Word for word, the data below must be repeated in full; no picture is to be included.

RECORDS PROVIDED
------------------------------

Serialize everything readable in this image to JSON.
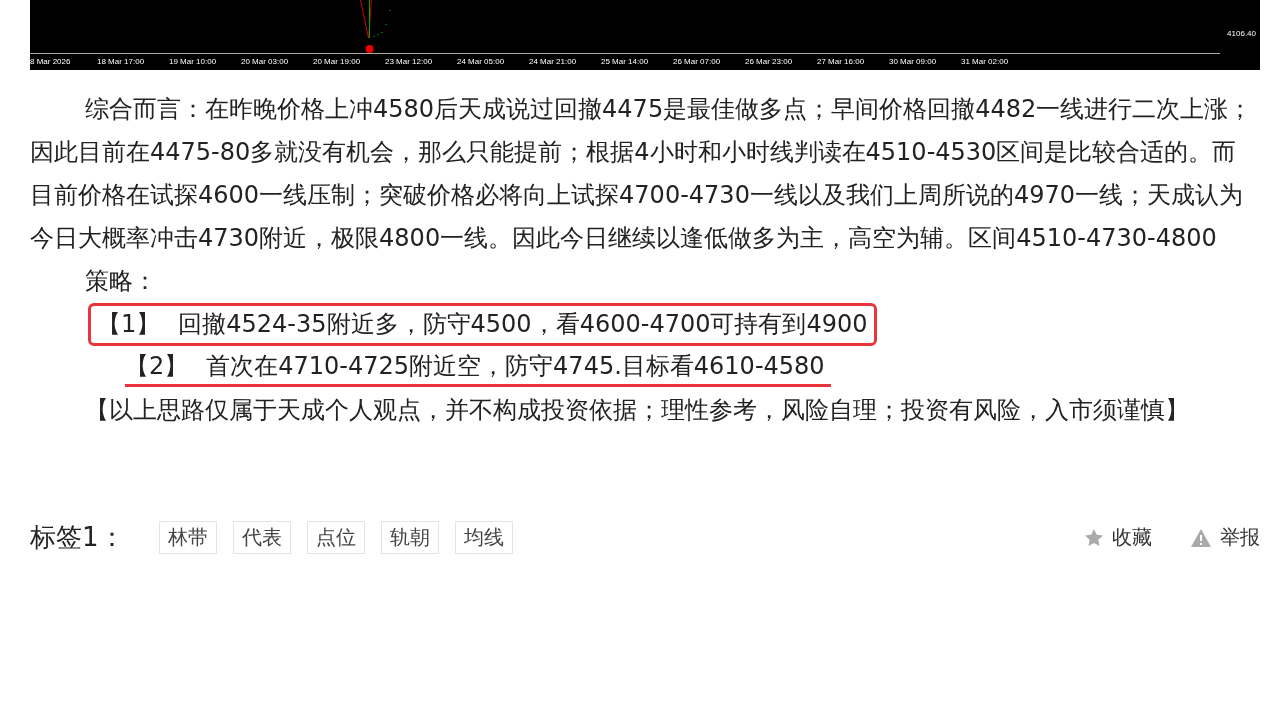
{
  "chart": {
    "x_labels": [
      "8 Mar 2026",
      "18 Mar 17:00",
      "19 Mar 10:00",
      "20 Mar 03:00",
      "20 Mar 19:00",
      "23 Mar 12:00",
      "24 Mar 05:00",
      "24 Mar 21:00",
      "25 Mar 14:00",
      "26 Mar 07:00",
      "26 Mar 23:00",
      "27 Mar 16:00",
      "30 Mar 09:00",
      "31 Mar 02:00"
    ],
    "price_label": "4106.40"
  },
  "summary": "综合而言：在昨晚价格上冲4580后天成说过回撤4475是最佳做多点；早间价格回撤4482一线进行二次上涨；因此目前在4475-80多就没有机会，那么只能提前；根据4小时和小时线判读在4510-4530区间是比较合适的。而目前价格在试探4600一线压制；突破价格必将向上试探4700-4730一线以及我们上周所说的4970一线；天成认为今日大概率冲击4730附近，极限4800一线。因此今日继续以逢低做多为主，高空为辅。区间4510-4730-4800",
  "strategy_heading": "策略：",
  "strategies": [
    {
      "index": "【1】",
      "text": "回撤4524-35附近多，防守4500，看4600-4700可持有到4900",
      "kind": "boxed"
    },
    {
      "index": "【2】",
      "text": "首次在4710-4725附近空，防守4745.目标看4610-4580",
      "kind": "underlined"
    }
  ],
  "disclaimer": "【以上思路仅属于天成个人观点，并不构成投资依据；理性参考，风险自理；投资有风险，入市须谨慎】",
  "tags": {
    "label": "标签1：",
    "items": [
      "林带",
      "代表",
      "点位",
      "轨朝",
      "均线"
    ]
  },
  "actions": [
    {
      "label": "收藏",
      "kind": "favorite"
    },
    {
      "label": "举报",
      "kind": "report"
    }
  ]
}
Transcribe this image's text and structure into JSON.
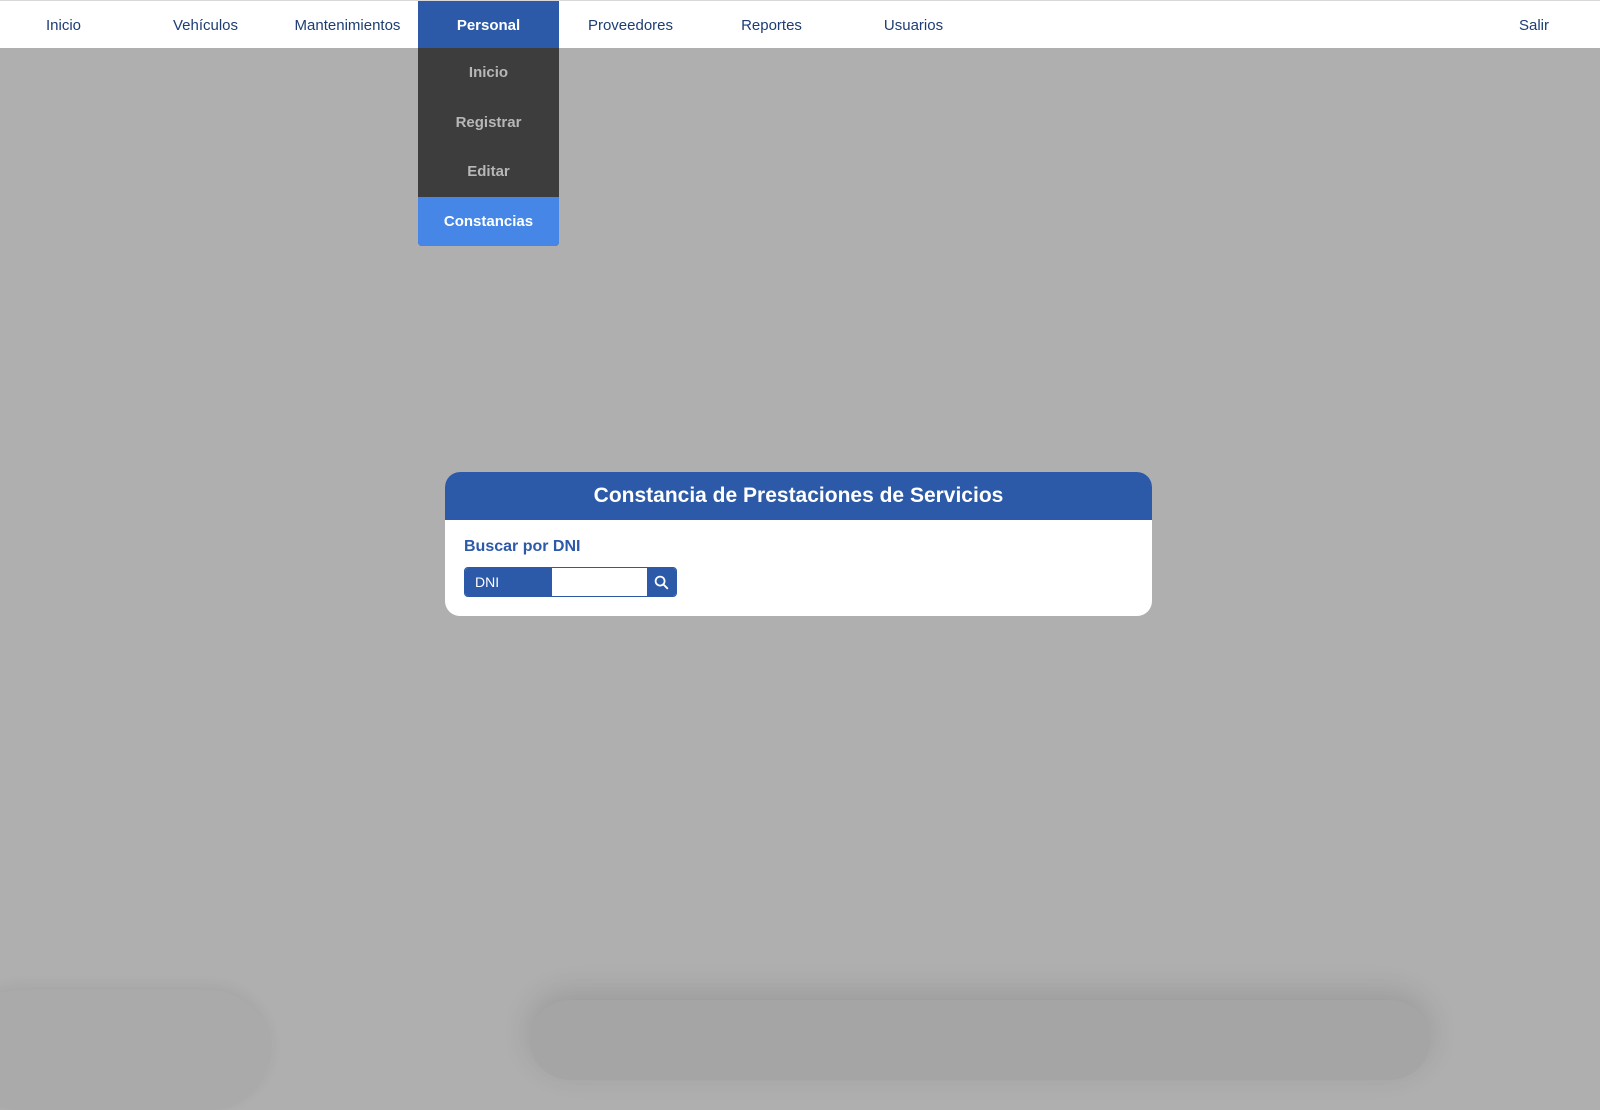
{
  "nav": {
    "items": [
      {
        "label": "Inicio"
      },
      {
        "label": "Vehículos"
      },
      {
        "label": "Mantenimientos"
      },
      {
        "label": "Personal"
      },
      {
        "label": "Proveedores"
      },
      {
        "label": "Reportes"
      },
      {
        "label": "Usuarios"
      }
    ],
    "active": "Personal",
    "exit_label": "Salir"
  },
  "dropdown": {
    "items": [
      {
        "label": "Inicio"
      },
      {
        "label": "Registrar"
      },
      {
        "label": "Editar"
      },
      {
        "label": "Constancias"
      }
    ],
    "selected": "Constancias"
  },
  "card": {
    "title": "Constancia de Prestaciones de Servicios",
    "search_label": "Buscar por DNI",
    "dni_addon": "DNI",
    "dni_value": "",
    "search_icon": "search-icon"
  },
  "colors": {
    "primary": "#2c5aa8",
    "selected": "#4586e6",
    "dropdown_bg": "#3d3d3d",
    "backdrop": "#afafaf"
  }
}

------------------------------

ANSWER
Serialize everything readable in this image to JSON.
{
  "chart": {
    "x_labels": [
      "8 Mar 2026",
      "18 Mar 17:00",
      "19 Mar 10:00",
      "20 Mar 03:00",
      "20 Mar 19:00",
      "23 Mar 12:00",
      "24 Mar 05:00",
      "24 Mar 21:00",
      "25 Mar 14:00",
      "26 Mar 07:00",
      "26 Mar 23:00",
      "27 Mar 16:00",
      "30 Mar 09:00",
      "31 Mar 02:00"
    ],
    "price_label": "4106.40"
  },
  "summary": "综合而言：在昨晚价格上冲4580后天成说过回撤4475是最佳做多点；早间价格回撤4482一线进行二次上涨；因此目前在4475-80多就没有机会，那么只能提前；根据4小时和小时线判读在4510-4530区间是比较合适的。而目前价格在试探4600一线压制；突破价格必将向上试探4700-4730一线以及我们上周所说的4970一线；天成认为今日大概率冲击4730附近，极限4800一线。因此今日继续以逢低做多为主，高空为辅。区间4510-4730-4800",
  "strategy_heading": "策略：",
  "strategies": [
    {
      "index": "【1】",
      "text": "回撤4524-35附近多，防守4500，看4600-4700可持有到4900",
      "kind": "boxed"
    },
    {
      "index": "【2】",
      "text": "首次在4710-4725附近空，防守4745.目标看4610-4580",
      "kind": "underlined"
    }
  ],
  "disclaimer": "【以上思路仅属于天成个人观点，并不构成投资依据；理性参考，风险自理；投资有风险，入市须谨慎】",
  "tags": {
    "label": "标签1：",
    "items": [
      "林带",
      "代表",
      "点位",
      "轨朝",
      "均线"
    ]
  },
  "actions": [
    {
      "label": "收藏",
      "kind": "favorite"
    },
    {
      "label": "举报",
      "kind": "report"
    }
  ]
}
Transcribe this image's text and structure into JSON.
{
  "nav": {
    "items": [
      {
        "label": "Inicio"
      },
      {
        "label": "Vehículos"
      },
      {
        "label": "Mantenimientos"
      },
      {
        "label": "Personal"
      },
      {
        "label": "Proveedores"
      },
      {
        "label": "Reportes"
      },
      {
        "label": "Usuarios"
      }
    ],
    "active": "Personal",
    "exit_label": "Salir"
  },
  "dropdown": {
    "items": [
      {
        "label": "Inicio"
      },
      {
        "label": "Registrar"
      },
      {
        "label": "Editar"
      },
      {
        "label": "Constancias"
      }
    ],
    "selected": "Constancias"
  },
  "card": {
    "title": "Constancia de Prestaciones de Servicios",
    "search_label": "Buscar por DNI",
    "dni_addon": "DNI",
    "dni_value": "",
    "search_icon": "search-icon"
  },
  "colors": {
    "primary": "#2c5aa8",
    "selected": "#4586e6",
    "dropdown_bg": "#3d3d3d",
    "backdrop": "#afafaf"
  }
}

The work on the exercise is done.